Wow! No pressure – sarcasm intended. After the initial shock of reading this passage another emotion set in, devastation.

How in the world was I going live up to the challenges of raising my daughters?

Especially, in light of the demands of being a Soldier. The time spent away from home can be excessive, whether it is at the office, in the field, or on the other side of the world.

How can I accomplish such an overwhelming task? How could I protect them effectively, teach them life lessons, and be their hero? How can I demonstrate the love that I feel for them so deeply in a tangible way?

After bridling my thoughts with a moment of pause, I remembered that I am not alone in this.

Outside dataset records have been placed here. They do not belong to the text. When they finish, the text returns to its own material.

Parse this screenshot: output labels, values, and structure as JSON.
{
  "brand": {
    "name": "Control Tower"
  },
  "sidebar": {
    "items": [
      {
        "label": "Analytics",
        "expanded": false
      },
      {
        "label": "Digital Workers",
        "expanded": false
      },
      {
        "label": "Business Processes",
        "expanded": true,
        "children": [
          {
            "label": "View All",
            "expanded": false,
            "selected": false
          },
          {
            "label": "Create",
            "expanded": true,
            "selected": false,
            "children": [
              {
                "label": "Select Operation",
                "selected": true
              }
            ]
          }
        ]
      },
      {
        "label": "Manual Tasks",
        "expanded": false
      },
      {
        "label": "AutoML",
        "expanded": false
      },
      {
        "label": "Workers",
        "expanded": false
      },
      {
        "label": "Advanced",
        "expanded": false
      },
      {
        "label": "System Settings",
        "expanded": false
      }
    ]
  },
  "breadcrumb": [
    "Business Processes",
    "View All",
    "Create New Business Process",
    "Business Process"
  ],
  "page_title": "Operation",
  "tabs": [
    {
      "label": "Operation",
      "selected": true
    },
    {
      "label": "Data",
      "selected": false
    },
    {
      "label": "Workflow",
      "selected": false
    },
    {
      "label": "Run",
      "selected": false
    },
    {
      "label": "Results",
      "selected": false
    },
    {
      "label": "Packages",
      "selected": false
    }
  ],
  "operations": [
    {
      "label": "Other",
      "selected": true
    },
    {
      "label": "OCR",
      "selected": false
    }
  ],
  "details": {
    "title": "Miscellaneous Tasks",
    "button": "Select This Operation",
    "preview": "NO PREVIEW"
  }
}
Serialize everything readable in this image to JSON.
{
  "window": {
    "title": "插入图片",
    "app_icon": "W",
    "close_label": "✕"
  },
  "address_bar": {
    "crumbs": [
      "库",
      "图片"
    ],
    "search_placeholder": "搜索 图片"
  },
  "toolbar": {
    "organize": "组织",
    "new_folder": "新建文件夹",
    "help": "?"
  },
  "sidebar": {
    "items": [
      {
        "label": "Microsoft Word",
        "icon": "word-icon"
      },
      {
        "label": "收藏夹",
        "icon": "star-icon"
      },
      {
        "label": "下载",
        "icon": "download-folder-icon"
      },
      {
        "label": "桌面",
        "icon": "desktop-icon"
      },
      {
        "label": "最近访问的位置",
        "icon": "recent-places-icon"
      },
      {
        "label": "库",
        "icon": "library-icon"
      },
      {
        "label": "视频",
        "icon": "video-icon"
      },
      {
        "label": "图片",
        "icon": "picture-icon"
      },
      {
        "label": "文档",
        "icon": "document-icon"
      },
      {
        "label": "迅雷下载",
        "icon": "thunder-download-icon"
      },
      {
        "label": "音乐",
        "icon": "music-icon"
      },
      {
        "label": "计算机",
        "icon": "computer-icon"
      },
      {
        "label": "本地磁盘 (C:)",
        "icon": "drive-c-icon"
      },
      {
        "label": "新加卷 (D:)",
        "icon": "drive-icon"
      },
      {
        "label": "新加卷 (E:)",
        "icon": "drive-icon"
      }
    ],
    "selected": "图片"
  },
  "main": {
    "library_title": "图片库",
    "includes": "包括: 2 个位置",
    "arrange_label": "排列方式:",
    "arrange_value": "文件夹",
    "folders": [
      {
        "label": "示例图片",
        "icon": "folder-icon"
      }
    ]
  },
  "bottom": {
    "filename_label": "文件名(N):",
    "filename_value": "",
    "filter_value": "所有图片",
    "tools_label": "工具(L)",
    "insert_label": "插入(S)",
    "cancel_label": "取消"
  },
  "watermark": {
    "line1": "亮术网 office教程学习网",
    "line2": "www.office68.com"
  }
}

I serve an all-powerful, all-knowing and ever-present God. He is not bound by geographical location, by fear or apprehensions, or even by time itself. His love is unconditional, his mercy is beyond understanding, and he is the perfect model of a father in the truest sense.

I have long professed to be a man of faith, I simply needed to put my faith in action. I needed to let God lead me in one of life’s greatest endeavors, fatherhood.

The most significant gift I could offer my children is a hope that surpassed all of my inefficiencies, all of my imperfections, all of my limitations. I knew, at the earliest age possible, I needed to introduce my girls to their heavenly father. This is done through prayer and leading by example, showing them how to rely on the Lord even when circumstances or people make life difficult. He is always ready to meet their needs.

Finally, I take great comfort in knowing that “neither death nor life, neither angels nor demons, neither the present nor the future, nor any powers, neither height nor depth, nor anything else in all creation, will be able to separate [them] us from the love of God that is in Christ Jesus our Lord” (Romans 8:38-39).  

The reality is no earthly father is perfect. In fact, for some, the idea of fatherhood may conjure up images, emotions, or thoughts of disappointment, rejection or fear. This is sadly unfortunate. I would suggest not looking to our own experiences as the definitive source for understanding true paternal love. Only God’s love can offer that. Fatherhood is truly a sacred responsibility and trust. And if we want to succeed, we do not need to put our trust in anything other than the father of all creation.